The urgent details of her preparations for the Dinner began to fade in the face of the vision which now sprang into Jessica’s head.
She would smile up into his face and cross the threshold into his little apartment (she was smiling, in her room, her eyes far away, hands clasped in front of her stomach) and see his simple dinner laid out on a low table, a glass of wine untouched, book tented above his plate. He would close the door softly behind her and just stand there, not filling the air with idle chatter, while she looked around his room and then turned to face him (she brought one hand up to her flushed cheek while the other traced up her stomach and rose over the swell of her breast) and he would be looking at her, hungrily, but with that lovely patience he brought to all things, and then they would come together—

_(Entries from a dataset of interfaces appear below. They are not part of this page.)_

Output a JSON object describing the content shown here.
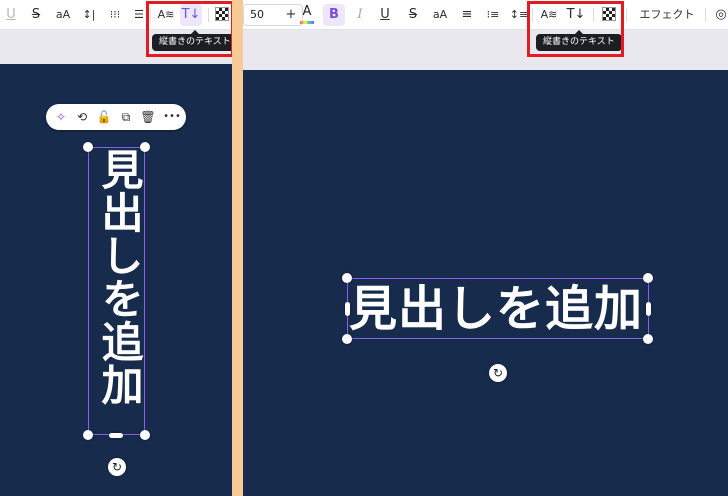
{
  "left_panel": {
    "toolbar": {
      "underline": "U",
      "strikethrough": "S",
      "letter_case": "aA",
      "letter_spacing": "↕|",
      "list": "⁝⁝⁝",
      "align": "☰",
      "text_style": "A≋",
      "vertical_text": "T↓"
    },
    "tooltip": "縦書きのテキスト",
    "text": "見出しを追加",
    "context_toolbar": [
      "✧",
      "⟲",
      "🔓",
      "⧉",
      "🗑",
      "•••"
    ],
    "rotate_icon": "↻"
  },
  "right_panel": {
    "toolbar": {
      "font_size": "50",
      "font_size_plus": "+",
      "text_color": "A",
      "bold": "B",
      "italic": "I",
      "underline": "U",
      "strikethrough": "S",
      "letter_case": "aA",
      "align": "≡",
      "list": "⁝≡",
      "spacing": "↕≡",
      "text_style": "A≋",
      "vertical_text": "T↓",
      "effects": "エフェクト",
      "animate": "◎"
    },
    "tooltip": "縦書きのテキスト",
    "text": "見出しを追加",
    "rotate_icon": "↻"
  },
  "colors": {
    "canvas_bg": "#172b4d",
    "selection": "#8b5cf6",
    "highlight": "#e31b23",
    "accent_purple": "#7a4ddf"
  }
}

Jessica came back as she realized where this was heading, considered for a moment, and gave herself permission. She lay back on her bed, idly undoing the top buttons of her dress, already slipping back into the fantasy. This will help, really, she thought, a bit of a de-stresser is just what I could use. It wasn’t as if it took much time, anyway…
But she was already far away. Her eyes closed and her face relaxed, the pinched concentration slipping away like a ghost melting into the air, and she slipped one of the thin dress straps down her shoulder, pulling the dress down to expose the top of her pale breast, savoring the feel of her skin under her hand as it slid away from the strap and down her arm. Her other hand moved down over her body, imagining it was his hand, revelling in the smoothness of the fabric and the tautness of the skin beneath, finding the crevice between her legs and kneading softly against the mound there. Her lips parted and she released a deep breath in a long, contented sigh, moving one hand across the fabric that stretched over her full breast, finding her nipple hard, waiting. She began to knead it softly, her other hand pressing at the heat between her legs.

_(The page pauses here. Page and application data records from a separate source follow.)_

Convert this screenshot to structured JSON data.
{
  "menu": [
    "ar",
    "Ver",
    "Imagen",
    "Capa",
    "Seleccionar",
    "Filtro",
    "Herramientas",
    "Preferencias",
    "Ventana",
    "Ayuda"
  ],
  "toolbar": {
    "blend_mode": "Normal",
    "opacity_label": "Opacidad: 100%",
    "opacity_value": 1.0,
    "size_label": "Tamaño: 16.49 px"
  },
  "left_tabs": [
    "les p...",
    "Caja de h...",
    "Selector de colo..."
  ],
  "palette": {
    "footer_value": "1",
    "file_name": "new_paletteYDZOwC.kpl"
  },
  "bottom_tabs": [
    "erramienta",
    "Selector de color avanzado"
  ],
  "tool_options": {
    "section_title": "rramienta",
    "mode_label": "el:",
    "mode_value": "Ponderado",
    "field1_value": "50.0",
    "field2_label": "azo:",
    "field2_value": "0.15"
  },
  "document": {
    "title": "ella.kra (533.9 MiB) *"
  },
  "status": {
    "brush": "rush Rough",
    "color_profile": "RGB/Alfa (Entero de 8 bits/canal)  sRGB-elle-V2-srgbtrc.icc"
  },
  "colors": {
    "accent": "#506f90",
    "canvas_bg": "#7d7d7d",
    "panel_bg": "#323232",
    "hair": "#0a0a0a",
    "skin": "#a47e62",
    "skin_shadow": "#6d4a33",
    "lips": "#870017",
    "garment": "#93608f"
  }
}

Jeremy was kissing her now, his lips soft but strong, expressive in their desire. Her arms were clasped behind his head and she pulled him into her, pressing her soft body against him. He bit her lower lip and lowered his hands to her waist, where he began to run them up and down, over her hips, around her stomach, back and over her ass. Jessica lifted one leg and leaned further into him, resting her knee against the wall and grinding her pelvis into the hard mass that pressed against his slacks. His hands encircled her ass as she began to unbutton his shirt, kissing his cheeks and down his neck to his chest, lowering her leg and crouching before him, running her tongue over the smooth skin of his chest, finding his nipple, licking it, biting it. He was groaning now, his head thrown back and his hands running through her hair. She finished unbuttoning his shirt and pulled it open, exposing his flat stomach as she rose to kiss him again, her hand trailing up his thigh to the thick bulge in his pants, kneading and pulling, their tongues intertwining in their mouths.
Jessica was breathing heavily now, her cheeks flushed, wet lips parted, and she slowly gathered the fabric of her dress in her hand and luxuriously slid the short hem up and over her thighs, exposing her simple underwear, the crotch damp and dark. Her hand slid between her underwear and her warm skin, finding the first tangles of hair and sliding through them to the twin mounds that rose there. She slid her middle finger between those lips and began to explore the wetness she found, her pussy hot and dark.